Breast Cancer Awareness Month
I’ve got a bone to pick with all you nurses… Don’t get flustered just yet, though; hear me out. So there’s this notion among y’all that when it comes to your personal health, you’re invincible. I know, I know; it’s not because you literally think you’ve got something the rest of mankind doesn’t. I know how it is- life is busy, particularly YOUR life as a nurse, and since most of the time your body runs like a well-oiled machine, your first response to the words, ‘well-visit,’ is, ‘AIN’T NOBODY GOT TIME FOR THAT!’ And I get it. However, October is Breast Cancer Awareness month, and today is National Mammography Day. If there’s any disease you as a woman should be aware of, it’s this one. If I still haven’t caught your attention, then keep reading, because the following most certainly will- it’s breast cancer by the numbers according to breastcancer.org.
1. Approximately 1 in 8 women will develop invasive breast cancer in her lifetime.
2. Approximately 40,610 women in the U.S. are expected to die in 2017 from breast cancer, though death rates have been decreasing since 1989, particularly in the under 50 age range.
3. For women in the U.S., breast cancer death rates are higher than those for any other cancer, aside for lung cancer.

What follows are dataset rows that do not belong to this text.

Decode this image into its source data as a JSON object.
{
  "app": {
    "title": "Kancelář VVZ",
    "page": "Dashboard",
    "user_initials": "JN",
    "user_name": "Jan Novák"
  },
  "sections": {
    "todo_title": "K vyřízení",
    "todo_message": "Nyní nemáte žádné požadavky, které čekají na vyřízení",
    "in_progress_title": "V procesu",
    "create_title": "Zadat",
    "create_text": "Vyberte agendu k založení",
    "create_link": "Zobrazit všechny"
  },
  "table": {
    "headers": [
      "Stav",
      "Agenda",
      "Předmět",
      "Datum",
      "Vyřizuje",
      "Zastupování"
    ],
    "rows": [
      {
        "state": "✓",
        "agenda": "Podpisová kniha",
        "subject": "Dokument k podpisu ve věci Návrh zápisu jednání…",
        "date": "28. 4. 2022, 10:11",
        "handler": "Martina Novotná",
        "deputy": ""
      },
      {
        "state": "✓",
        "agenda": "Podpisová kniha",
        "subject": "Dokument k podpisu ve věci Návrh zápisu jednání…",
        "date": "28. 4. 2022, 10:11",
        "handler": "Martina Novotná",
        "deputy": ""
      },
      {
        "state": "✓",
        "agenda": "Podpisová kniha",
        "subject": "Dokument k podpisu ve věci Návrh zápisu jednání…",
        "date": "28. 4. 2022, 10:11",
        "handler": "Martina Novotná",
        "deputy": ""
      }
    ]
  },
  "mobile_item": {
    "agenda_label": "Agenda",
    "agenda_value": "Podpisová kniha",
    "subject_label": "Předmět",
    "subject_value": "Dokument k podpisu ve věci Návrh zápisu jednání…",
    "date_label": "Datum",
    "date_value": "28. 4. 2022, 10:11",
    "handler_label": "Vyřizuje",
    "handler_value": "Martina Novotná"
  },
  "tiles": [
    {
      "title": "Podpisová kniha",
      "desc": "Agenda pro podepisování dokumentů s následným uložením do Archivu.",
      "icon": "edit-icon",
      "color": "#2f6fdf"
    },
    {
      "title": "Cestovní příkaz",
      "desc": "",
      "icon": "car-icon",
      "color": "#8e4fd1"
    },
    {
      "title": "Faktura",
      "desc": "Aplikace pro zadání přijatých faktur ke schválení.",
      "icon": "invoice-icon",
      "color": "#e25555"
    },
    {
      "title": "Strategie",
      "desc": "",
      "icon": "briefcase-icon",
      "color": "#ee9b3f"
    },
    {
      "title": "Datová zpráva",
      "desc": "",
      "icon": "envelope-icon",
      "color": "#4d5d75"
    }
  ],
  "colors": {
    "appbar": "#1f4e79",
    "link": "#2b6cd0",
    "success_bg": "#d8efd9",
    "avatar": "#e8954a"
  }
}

4. Aside for skin cancer, breast cancer is the most commonly diagnosed cancer for women in the U.S.
5. As of March 2017, there are over 3.1 million women in the U.S. with a history of breast cancer.
6. A woman’s risk of breast cancer nearly doubles if she has a first-degree relative such as a mother, sister or daughter, who has been diagnosed with breast cancer. However, approximately 85% of women diagnosed with breast cancer have no family history at all.
7. The greatest risk factors for breast cancer are gender (being female), and age, (getting older.)
The question begs to be asked. What can you and I as women do to best protect ourselves from this dreaded disease?? The simple answer is to maintain a healthy lifestyle. Eat healthy, avoid alcohol, exercise often, breastfeed if possible etc. Ultimately, though, no one can run from the disease. If it’s meant to find you it will. Which is why yearly mammograms are a must for every woman over the age of 40. Sure, those ‘save the ta-tas’ bracelets are cute, as are the breast cancer themed nursing scrubs, and going pink on Breast Cancer Awareness Day is fun, but at the end of the day, it’s not fun and games. Despite the controversy surrounding it, breast cancer screening can help find the cancer as early as possible giving the patient the best chances at a complete recovery. It’s no secret that mammograms have saved lives. And so on this National Mammography Day, I beg all you busy nurses to at least make an appointment for a mammogram.